Hepatic steatosis is not due to impaired fatty acid oxidation capacities in C57BL/6J mice fed the conjugated trans-10,cis-12-isomer of linoleic acid.J Nutr. 2004 Apr; 134(4):861-7.JN

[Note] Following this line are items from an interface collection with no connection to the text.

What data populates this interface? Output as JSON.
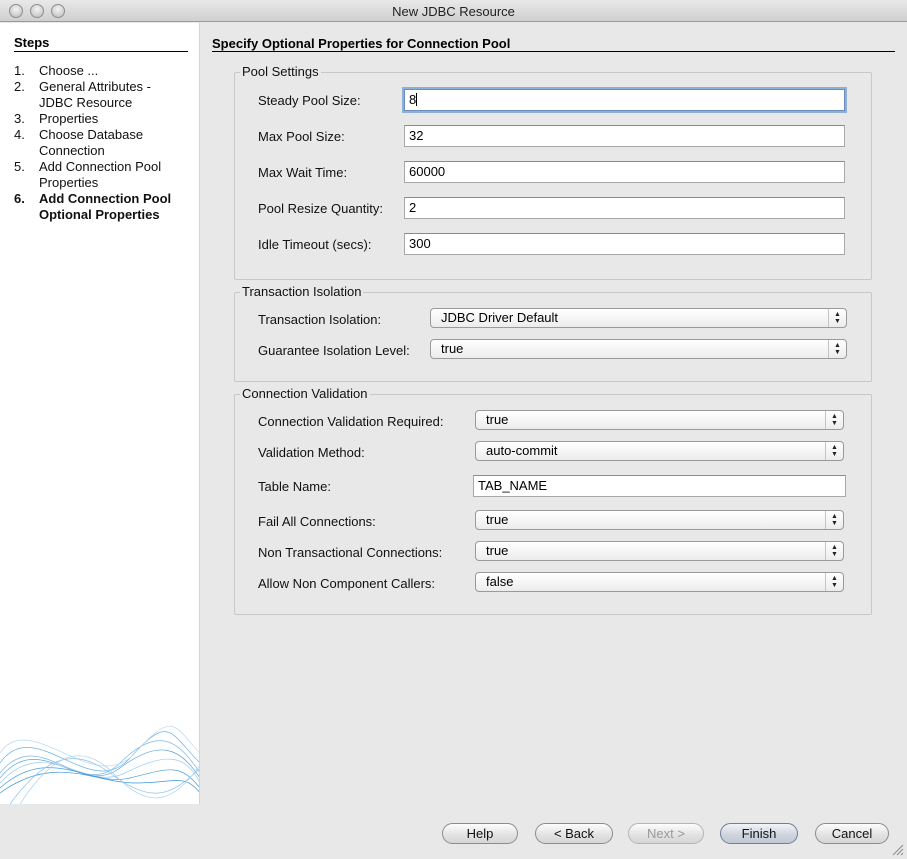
{
  "window": {
    "title": "New JDBC Resource"
  },
  "steps": {
    "heading": "Steps",
    "items": [
      {
        "num": "1.",
        "label": "Choose ...",
        "active": false
      },
      {
        "num": "2.",
        "label": "General Attributes - JDBC Resource",
        "active": false
      },
      {
        "num": "3.",
        "label": "Properties",
        "active": false
      },
      {
        "num": "4.",
        "label": "Choose Database Connection",
        "active": false
      },
      {
        "num": "5.",
        "label": "Add Connection Pool Properties",
        "active": false
      },
      {
        "num": "6.",
        "label": "Add Connection Pool Optional Properties",
        "active": true
      }
    ]
  },
  "main": {
    "title": "Specify Optional Properties for Connection Pool"
  },
  "pool_settings": {
    "title": "Pool Settings",
    "steady_pool_size_label": "Steady Pool Size:",
    "steady_pool_size_value": "8",
    "max_pool_size_label": "Max Pool Size:",
    "max_pool_size_value": "32",
    "max_wait_time_label": "Max Wait Time:",
    "max_wait_time_value": "60000",
    "pool_resize_quantity_label": "Pool Resize Quantity:",
    "pool_resize_quantity_value": "2",
    "idle_timeout_label": "Idle Timeout (secs):",
    "idle_timeout_value": "300"
  },
  "transaction_isolation": {
    "title": "Transaction Isolation",
    "isolation_label": "Transaction Isolation:",
    "isolation_value": "JDBC Driver Default",
    "guarantee_label": "Guarantee Isolation Level:",
    "guarantee_value": "true"
  },
  "connection_validation": {
    "title": "Connection Validation",
    "required_label": "Connection Validation Required:",
    "required_value": "true",
    "method_label": "Validation Method:",
    "method_value": "auto-commit",
    "table_name_label": "Table Name:",
    "table_name_value": "TAB_NAME",
    "fail_all_label": "Fail All Connections:",
    "fail_all_value": "true",
    "non_transactional_label": "Non Transactional Connections:",
    "non_transactional_value": "true",
    "allow_non_component_label": "Allow Non Component Callers:",
    "allow_non_component_value": "false"
  },
  "buttons": {
    "help": "Help",
    "back": "< Back",
    "next": "Next >",
    "finish": "Finish",
    "cancel": "Cancel"
  },
  "colors": {
    "focus_ring": "#8fb0d6",
    "panel_bg": "#e8e8e8",
    "steps_bg": "#ffffff"
  }
}
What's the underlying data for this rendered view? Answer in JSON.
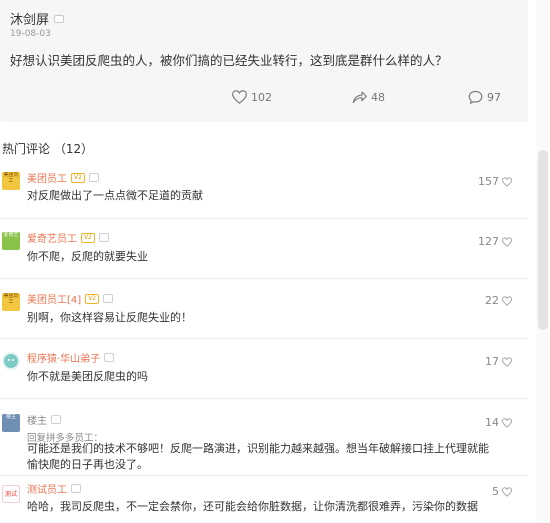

Decreased body fat mass and liver steatosis have been reported in mice fed diets containing the conjugated linoleic acid trans-10,cis-12-C18:2 (CLA2), but not in those fed diets containing cis-9,trans-11-C18:2 (CLA1). Because the decrease in fatty acid (FA) oxidation may cause fat accumulation, we questioned whether the effects of both CLAs on enzyme activities and mRNA expression were related to liver FA oxidation. To address this question, 7-wk-old male C57BL/6J mice were fed for 4 wk a diet supplemented with 1% CLA1, CLA2, or cis-9-C18:1 (control) esterified as triacylglycerols. In CLA2-fed mice, the proportions of CLA2 in the total FA of liver lipids were substantially lower than those of CLA1 in mice fed CLA1. The mitochondrial protein content per total liver was about 56% greater in CLA2-fed mice than in CLA1-fed mice and controls. Mitochondrial carnitine palmitoyltransferase I (CPT I) and carnitine-dependent palmitate oxidation activities were also significantly greater in CLA2-fed mice than in the two other groups. The amounts of malonyl-CoA per gram of liver and the sensitivity of CPT I to malonyl-CoA inhibition were greater in both groups of CLA-fed mice than in the controls. L-CPT I mRNA expression doubled in CLA2-fed mice and was 3 and 2 times greater for M-CPT I in the CLA1 and CLA2 groups, respectively, compared with controls. Peroxisomal FA oxidation-related activities and acyl-CoA oxidase mRNA expression were increased in CLA1-fed mice, and to a larger extent in CLA2-fed mice, relative to controls. These data indicate that FA oxidation capacities were increased in mice fed CLA2, but were likely depressed in vivo through malonyl-CoA inhibition.